| TASK REQUIREMENTS |
Pick out and copy every line below that has the word "image".

[Stored entries]

----------------

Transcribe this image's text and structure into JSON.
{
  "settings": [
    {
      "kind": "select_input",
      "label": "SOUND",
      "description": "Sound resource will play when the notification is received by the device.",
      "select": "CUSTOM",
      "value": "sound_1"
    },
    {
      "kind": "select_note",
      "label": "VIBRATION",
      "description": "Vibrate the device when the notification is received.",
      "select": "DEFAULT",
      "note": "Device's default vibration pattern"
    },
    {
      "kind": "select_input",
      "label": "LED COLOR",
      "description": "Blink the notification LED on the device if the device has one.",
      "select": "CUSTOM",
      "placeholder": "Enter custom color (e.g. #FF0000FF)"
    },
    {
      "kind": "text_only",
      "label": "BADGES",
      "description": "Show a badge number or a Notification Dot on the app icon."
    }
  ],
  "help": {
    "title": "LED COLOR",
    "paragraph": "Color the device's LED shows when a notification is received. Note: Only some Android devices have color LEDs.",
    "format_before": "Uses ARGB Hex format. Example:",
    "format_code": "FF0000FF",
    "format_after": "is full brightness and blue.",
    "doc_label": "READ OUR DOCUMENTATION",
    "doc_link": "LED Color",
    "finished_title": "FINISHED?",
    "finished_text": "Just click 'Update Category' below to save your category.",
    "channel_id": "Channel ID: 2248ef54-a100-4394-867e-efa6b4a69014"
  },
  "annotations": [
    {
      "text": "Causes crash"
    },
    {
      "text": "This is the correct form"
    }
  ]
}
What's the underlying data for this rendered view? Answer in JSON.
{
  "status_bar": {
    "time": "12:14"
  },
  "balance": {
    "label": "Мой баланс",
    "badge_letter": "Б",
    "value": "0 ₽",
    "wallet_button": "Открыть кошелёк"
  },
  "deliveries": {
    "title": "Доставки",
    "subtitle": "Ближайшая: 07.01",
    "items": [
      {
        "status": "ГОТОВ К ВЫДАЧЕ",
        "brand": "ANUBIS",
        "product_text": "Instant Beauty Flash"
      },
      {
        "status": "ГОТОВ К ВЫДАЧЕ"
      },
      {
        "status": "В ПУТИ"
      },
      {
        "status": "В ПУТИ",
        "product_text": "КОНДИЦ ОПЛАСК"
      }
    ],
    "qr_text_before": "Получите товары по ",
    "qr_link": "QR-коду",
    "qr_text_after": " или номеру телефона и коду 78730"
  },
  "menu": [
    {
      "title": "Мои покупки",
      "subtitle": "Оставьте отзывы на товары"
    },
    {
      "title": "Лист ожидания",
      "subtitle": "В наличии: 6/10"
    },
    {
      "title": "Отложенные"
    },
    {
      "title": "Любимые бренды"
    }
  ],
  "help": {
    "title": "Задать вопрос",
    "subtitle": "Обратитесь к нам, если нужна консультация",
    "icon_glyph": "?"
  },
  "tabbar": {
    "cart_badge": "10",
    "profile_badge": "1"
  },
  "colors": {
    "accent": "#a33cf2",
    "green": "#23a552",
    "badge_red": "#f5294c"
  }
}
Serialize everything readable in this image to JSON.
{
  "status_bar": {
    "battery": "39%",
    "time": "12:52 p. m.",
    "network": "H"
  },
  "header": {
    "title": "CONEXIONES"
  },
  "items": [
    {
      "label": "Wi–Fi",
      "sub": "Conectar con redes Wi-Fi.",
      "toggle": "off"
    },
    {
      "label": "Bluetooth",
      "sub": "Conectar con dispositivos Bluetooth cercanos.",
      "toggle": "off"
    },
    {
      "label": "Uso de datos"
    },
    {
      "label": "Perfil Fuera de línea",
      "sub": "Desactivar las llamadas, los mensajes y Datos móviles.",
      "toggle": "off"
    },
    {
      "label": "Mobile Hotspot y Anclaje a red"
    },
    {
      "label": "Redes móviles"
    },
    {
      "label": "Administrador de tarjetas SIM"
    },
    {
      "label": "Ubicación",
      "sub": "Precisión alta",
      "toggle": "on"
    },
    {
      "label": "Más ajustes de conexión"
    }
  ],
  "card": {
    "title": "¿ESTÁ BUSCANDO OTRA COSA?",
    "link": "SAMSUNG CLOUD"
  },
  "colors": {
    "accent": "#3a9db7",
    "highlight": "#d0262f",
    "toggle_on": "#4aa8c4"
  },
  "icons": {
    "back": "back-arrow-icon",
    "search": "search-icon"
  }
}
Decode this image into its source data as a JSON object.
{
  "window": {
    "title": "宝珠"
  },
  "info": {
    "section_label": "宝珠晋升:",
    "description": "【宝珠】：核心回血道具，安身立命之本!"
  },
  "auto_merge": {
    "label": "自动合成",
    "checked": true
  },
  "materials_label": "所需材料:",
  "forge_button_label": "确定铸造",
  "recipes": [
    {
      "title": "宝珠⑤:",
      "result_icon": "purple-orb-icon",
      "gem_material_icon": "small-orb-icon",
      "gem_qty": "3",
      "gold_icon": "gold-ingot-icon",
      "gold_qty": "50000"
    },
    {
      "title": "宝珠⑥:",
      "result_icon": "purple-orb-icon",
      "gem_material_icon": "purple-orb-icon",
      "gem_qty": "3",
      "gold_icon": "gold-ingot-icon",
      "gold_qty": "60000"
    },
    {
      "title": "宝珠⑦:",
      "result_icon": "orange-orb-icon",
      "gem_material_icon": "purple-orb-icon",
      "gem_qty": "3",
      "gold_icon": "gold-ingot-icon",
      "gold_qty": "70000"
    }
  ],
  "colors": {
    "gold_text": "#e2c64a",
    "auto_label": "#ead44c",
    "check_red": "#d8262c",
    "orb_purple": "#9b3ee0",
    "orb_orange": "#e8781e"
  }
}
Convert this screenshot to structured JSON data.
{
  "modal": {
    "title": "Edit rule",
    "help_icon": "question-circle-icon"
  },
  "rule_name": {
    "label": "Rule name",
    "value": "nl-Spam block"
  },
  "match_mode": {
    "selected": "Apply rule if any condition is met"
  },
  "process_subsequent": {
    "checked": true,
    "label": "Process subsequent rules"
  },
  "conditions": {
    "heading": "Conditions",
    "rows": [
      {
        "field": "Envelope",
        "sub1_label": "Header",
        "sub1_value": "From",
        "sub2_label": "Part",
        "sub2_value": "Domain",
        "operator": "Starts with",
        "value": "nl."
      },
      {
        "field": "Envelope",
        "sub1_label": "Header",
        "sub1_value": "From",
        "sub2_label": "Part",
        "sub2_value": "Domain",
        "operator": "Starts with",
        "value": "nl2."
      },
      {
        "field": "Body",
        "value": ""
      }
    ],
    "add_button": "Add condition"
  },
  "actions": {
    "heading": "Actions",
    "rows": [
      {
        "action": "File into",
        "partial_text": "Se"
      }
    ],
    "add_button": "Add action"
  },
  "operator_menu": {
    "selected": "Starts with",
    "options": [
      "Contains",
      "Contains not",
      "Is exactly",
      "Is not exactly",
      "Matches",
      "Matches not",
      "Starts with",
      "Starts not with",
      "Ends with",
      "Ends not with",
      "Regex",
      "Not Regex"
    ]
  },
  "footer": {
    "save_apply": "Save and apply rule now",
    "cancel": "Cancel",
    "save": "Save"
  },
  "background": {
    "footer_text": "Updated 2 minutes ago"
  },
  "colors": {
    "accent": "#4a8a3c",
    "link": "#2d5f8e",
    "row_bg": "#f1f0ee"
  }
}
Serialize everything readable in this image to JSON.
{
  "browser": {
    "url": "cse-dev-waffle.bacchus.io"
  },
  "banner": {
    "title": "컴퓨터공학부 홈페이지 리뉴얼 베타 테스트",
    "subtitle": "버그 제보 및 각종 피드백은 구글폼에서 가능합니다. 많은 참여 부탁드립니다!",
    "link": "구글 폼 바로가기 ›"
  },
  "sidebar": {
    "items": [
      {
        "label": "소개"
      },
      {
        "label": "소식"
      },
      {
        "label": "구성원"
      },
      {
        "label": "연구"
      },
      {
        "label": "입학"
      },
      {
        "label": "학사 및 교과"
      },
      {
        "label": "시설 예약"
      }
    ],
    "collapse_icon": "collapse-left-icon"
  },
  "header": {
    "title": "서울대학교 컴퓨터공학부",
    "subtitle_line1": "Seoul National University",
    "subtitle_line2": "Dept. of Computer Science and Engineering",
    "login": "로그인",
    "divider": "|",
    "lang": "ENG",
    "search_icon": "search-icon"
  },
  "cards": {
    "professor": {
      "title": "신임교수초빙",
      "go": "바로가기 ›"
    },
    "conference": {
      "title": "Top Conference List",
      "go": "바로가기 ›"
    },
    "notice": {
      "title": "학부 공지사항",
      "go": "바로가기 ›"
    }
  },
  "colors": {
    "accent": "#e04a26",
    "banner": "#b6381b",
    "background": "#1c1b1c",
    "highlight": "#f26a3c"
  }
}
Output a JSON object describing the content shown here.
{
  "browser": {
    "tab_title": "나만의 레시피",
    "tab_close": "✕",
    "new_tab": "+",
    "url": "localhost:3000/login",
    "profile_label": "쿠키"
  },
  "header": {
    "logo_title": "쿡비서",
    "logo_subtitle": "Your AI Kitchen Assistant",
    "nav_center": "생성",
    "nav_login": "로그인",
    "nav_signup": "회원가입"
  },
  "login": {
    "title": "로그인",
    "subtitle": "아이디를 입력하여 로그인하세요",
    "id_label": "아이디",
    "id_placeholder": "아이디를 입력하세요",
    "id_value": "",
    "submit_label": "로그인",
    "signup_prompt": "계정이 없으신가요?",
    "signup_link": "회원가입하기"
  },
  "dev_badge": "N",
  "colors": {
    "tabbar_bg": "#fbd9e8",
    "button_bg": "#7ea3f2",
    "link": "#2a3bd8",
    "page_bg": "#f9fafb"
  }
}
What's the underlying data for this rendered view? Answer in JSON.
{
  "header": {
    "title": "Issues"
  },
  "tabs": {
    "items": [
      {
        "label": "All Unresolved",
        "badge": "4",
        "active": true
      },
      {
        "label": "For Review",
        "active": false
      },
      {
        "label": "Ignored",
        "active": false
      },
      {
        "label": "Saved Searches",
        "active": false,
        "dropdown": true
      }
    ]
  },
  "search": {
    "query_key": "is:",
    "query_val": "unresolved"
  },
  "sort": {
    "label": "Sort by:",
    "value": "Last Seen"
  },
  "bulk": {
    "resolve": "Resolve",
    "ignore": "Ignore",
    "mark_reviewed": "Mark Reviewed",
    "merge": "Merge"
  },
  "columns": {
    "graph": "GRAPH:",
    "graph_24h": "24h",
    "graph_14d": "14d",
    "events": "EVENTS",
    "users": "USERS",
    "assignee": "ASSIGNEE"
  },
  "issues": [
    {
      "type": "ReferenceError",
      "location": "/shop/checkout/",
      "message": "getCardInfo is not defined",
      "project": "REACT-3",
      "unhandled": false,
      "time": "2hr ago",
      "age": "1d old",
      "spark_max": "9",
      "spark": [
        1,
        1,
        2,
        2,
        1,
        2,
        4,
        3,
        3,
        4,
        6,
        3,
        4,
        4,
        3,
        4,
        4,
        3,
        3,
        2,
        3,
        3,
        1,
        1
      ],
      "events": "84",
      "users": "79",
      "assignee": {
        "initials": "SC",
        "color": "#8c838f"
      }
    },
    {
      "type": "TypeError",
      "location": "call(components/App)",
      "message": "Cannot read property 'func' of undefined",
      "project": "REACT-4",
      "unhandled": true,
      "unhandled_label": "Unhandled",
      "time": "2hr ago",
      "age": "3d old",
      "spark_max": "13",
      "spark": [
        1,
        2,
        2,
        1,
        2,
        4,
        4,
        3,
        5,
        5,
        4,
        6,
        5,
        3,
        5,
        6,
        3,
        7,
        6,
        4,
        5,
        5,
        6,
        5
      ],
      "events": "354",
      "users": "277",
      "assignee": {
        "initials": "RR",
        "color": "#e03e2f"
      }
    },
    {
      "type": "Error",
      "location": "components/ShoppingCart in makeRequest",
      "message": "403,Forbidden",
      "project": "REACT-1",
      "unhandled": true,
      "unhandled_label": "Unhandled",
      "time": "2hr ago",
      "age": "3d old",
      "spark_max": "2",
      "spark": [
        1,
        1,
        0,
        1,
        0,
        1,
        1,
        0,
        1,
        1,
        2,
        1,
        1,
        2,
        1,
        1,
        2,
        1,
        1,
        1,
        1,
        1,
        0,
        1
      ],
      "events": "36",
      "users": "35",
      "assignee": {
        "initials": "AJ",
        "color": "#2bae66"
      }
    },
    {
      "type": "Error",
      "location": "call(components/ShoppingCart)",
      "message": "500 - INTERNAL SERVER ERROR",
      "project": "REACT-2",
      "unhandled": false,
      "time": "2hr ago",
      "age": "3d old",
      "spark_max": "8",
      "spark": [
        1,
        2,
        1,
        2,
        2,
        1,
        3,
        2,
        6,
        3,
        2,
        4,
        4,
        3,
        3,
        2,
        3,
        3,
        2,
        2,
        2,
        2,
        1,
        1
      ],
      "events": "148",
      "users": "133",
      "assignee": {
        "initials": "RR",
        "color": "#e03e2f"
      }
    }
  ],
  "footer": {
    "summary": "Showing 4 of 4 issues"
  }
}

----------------

| RESULT OF THE EXERCISE |
Transcribe this image's text and structure into JSON.
Serialize everything readable in this image to JSON.
Decode this image into its source data as a JSON object.
Serialize everything readable in this image to JSON.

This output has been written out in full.